Until recently, I assumed your father taught you to drive, or maybe it was one of your brothers. In most of the family stories, it was the men in your family who did most of the driving to town and on the farm, and because of that I made a wrong assumption.
Dad had tried to teach me how to drive a standard transmission when I was fifteen. But thanks to my brother David snorting and laughing from the back seat, I ended up taking summer Driver’s Ed and driving an automatic. Then, in a heartbeat, it seemed, your granddaughter Molly was sixteen and learning to drive. The male tradition continued when she asked her dad to teach her to drive a standard transmission. After all, the girls of her generation were really into proving they could drive a stick shift as well as the boys. So Molly and Jim went to Coronado High School’s empty parking lot to practice in the evenings, and her dad never laughed, cringed or said a harsh word as Molly jerked the car in circles around the lot. Soon she had it mastered.

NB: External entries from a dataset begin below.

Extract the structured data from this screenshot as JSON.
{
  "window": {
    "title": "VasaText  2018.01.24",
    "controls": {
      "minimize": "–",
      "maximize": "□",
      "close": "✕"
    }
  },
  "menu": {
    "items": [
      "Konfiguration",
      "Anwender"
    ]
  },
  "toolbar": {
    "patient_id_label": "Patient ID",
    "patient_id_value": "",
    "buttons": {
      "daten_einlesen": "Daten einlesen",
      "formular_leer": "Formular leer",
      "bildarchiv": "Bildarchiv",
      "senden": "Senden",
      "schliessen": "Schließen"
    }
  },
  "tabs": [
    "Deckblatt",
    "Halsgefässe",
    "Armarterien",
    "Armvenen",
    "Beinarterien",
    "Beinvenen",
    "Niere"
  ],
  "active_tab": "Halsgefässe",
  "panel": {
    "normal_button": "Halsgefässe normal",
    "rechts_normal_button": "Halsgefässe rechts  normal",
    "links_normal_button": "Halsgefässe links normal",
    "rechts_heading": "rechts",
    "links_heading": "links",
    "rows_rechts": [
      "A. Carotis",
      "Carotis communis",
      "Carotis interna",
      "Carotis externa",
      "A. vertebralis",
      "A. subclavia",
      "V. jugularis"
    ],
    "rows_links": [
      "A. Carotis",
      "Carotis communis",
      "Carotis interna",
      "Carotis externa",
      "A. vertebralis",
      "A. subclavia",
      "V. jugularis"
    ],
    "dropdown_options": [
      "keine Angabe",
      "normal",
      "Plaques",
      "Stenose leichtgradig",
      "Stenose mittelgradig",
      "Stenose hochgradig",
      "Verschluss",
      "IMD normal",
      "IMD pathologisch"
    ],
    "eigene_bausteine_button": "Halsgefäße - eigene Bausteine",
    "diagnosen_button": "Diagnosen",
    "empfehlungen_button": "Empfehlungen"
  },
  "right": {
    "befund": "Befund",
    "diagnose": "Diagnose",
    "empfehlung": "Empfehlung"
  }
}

We all have our stories about learning to drive, Mom. I didn’t learn yours until I was going through one of your old writing folders and found several versions of your article, “The Driving Lesson.” Your father had died in 1933, and Grandma had one car, a 1931 Model A Ford Roadster he purchased for $425. You were sixteen when Grandma said to you one afternoon, “Let’s take a ride out to the farm. It’s time you learned to drive.”
Some of the article versions are longer than others, but they all end the same way. You wrote that the more at ease you became with the Ford, the more apprehensive Grandma was. “I’m not going very fast,” you assured her, laughing as the breeze ruffled your hair. Then two miles from home, at the foot of a hill you faced a sharp turn onto a gravel road. Grandma yelled for you to slow down, but it was too late. You gripped the wheel and turned, and kept turning and turning…until you landed in the ditch with a bounce.
“Oh, my God,” Grandma said in terror. According to your article, her exclamation was more frightening than the accident itself. Grandma never even said “Gosh.”
“Mother!” you said, horrified. “You took the Lord’s name in vain.”
Grandma didn’t miss a beat. She took a breath and said sincerely, “That wasn’t swearing, Mary Elizabeth. That was praying.”
She gave you a few words of advice, guided you out of the ditch, and you drove home safely. And every driving memory of you in my life time is of a relaxed, confident and competent driver. A little reluctant to wear a seat belt, but as soon as your granddaughter refused to start the car and drive until you fastened the belt, you smiled and made it a habit. At least in her presence.
Well, Mom, if we ran a contest to see which of the females in our family had the best driving teacher, who would win? That’s a hard one. Two of my favorite men, my husband Jim and my dad, were both wonderful driving teachers. And as much as I hate to admit it, my brother turned out to be a driving ally, too, so the men in our lives really do deserve a vote of thanks for all their help.
I think, though, that Grandma–Letta Naomi Hoover Smith–deserves the first place prize. The Missouri country lady who kept the farm going and five children thriving after her husband died, also taught her hair-blowing-in-the-breeze sixteen-year-old daughter to drive a 1931 Model A Roadster on a country road.
That was your mother, my grandmother. She did whatever needed to be done, taught whatever needed to be learned, and punctuated it all with prayer.
I love you both very much.